I was a few years shy of 40 but looked younger. I was a college professor. I had several dozen shows under my belt. And I still experienced social friction around the fact that I look like a cupcake. I am pink and round and cute. But my psychic resume has a lot of razor blades. As a result, people, mostly men, approached me expecting cupcake and get razor blade. It isn’t a satisfying experience for either of us.
The shadows started as a psychic resume in sculptural form. What would it be like if my experiences left a visible residue and I dragged them around behind me for all to see?
The idea was to make shadows tangible: flat rubbery forms that I could peel up from the ground and slap on the wall, sticky and abstract. I could make lots of theme—perhaps of passing cars, and pile them up like so many pancakes, fifteen feet across. Shadows seemed ideal byproducts of life, vital and mundane. Setting out to capture them, I instead found a strategy for drawing.Read More
At the start I tried to draw in sunlight, but the shifting sun forced me to chase the forms across the page in skittering lines. Instead of capturing forms, I diagrammed fruitless human endeavor.
It wasn’t what I had meant to make—as is almost always the case in art—but I liked the thing of it and I liked the making.
Twenty-one years in, I am still using this process. I hang an evocative but common object from the studio ceiling, shine a light through it, and work the resulting shadow in ink and acrylic. Years of looking revealed forms that range from sharp to diffuse. In turn I modify materials to meet new visual criteria. I mix and evaporate inks to capture a range from crisp black to so light you can’t quite see it, just feel it there. These spaces are rendered in colorless medium which, because of its viscosity, pushes neighboring pigment into recesses, bleaching white in its path. In this way, materials take on a life of their own. Contour lines dry quickly and when filled, serve as channels, directing pools of ink to flow through the drawings. The pools bubble and dry leaving marks like geologic forms from evaporated lakes.
The source objects of these drawings are essential and meaningless. They have to be complex enough to exceed my skills, forcing me to pursue and invent.
There is an unexpected world in shadows. A form can be utterly familiar while completely unrecognizable. I choose objects that are intimate and figurative in nature: a horn, a bicycle, a wheel, a glass.
A shadow is an anti-iconic and distant cousin to its source object. In viewing the drawings, people often respond from body memory. I watched a guy squeeze his hand looking at a handlebar brake shadow.

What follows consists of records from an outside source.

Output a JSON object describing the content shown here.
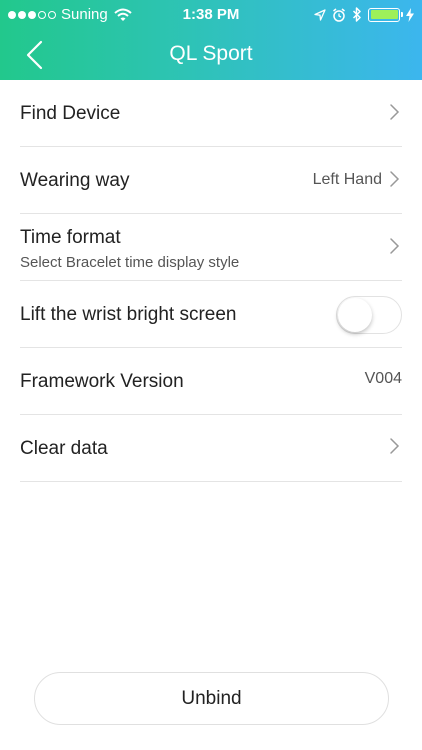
{
  "status_bar": {
    "carrier": "Suning",
    "time": "1:38 PM",
    "signal_filled": 3,
    "signal_total": 5,
    "battery_color": "#9ef05a"
  },
  "nav": {
    "title": "QL Sport",
    "back_icon": "chevron-left-icon"
  },
  "settings": {
    "find_device": {
      "label": "Find Device"
    },
    "wearing_way": {
      "label": "Wearing way",
      "value": "Left Hand"
    },
    "time_format": {
      "label": "Time format",
      "subtitle": "Select Bracelet time display style"
    },
    "lift_wrist": {
      "label": "Lift the wrist bright screen",
      "enabled": false
    },
    "framework_version": {
      "label": "Framework Version",
      "value": "V004"
    },
    "clear_data": {
      "label": "Clear data"
    }
  },
  "unbind": {
    "label": "Unbind"
  },
  "colors": {
    "header_start": "#22c88c",
    "header_end": "#3cb6ee"
  }
}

As with the passing sun, I use repetition in the studio-based drawings. One wheel drawn over its previous iteration fractures and erases what was before. This mimics how my mind manages new information. Some truth I hold gets eliminated or edited every time I learn something new. Then all the little pieces need to shift around until I find new understanding in a larger picture. This kind of knowledge is not cumulative, as wheel upon wheel upon wheel becomes an intangible blur, not a comprehensive whole.
The nature and subject of my inquiry shifts with each new drawing. Many use the tone of shadows to examine the space between the intimate object (this is my glass, I hold it in my hand, I got it from my family, which holds experiences and relationships.) and the simple mundane object that is a glass.

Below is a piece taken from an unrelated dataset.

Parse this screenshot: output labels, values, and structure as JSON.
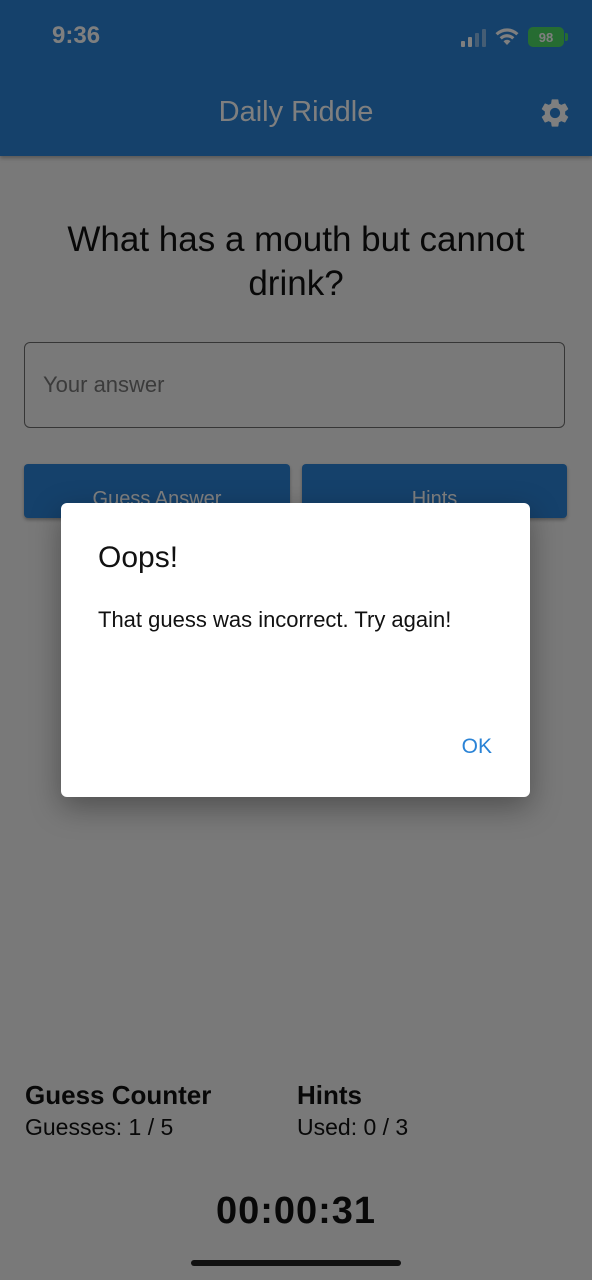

Kenneth Baker said about my work, “She has piled up shadows…to create pictorial structures that wink with recognizable details but finally force the eye to surrender to their sheer graphic brilliance.”Read Less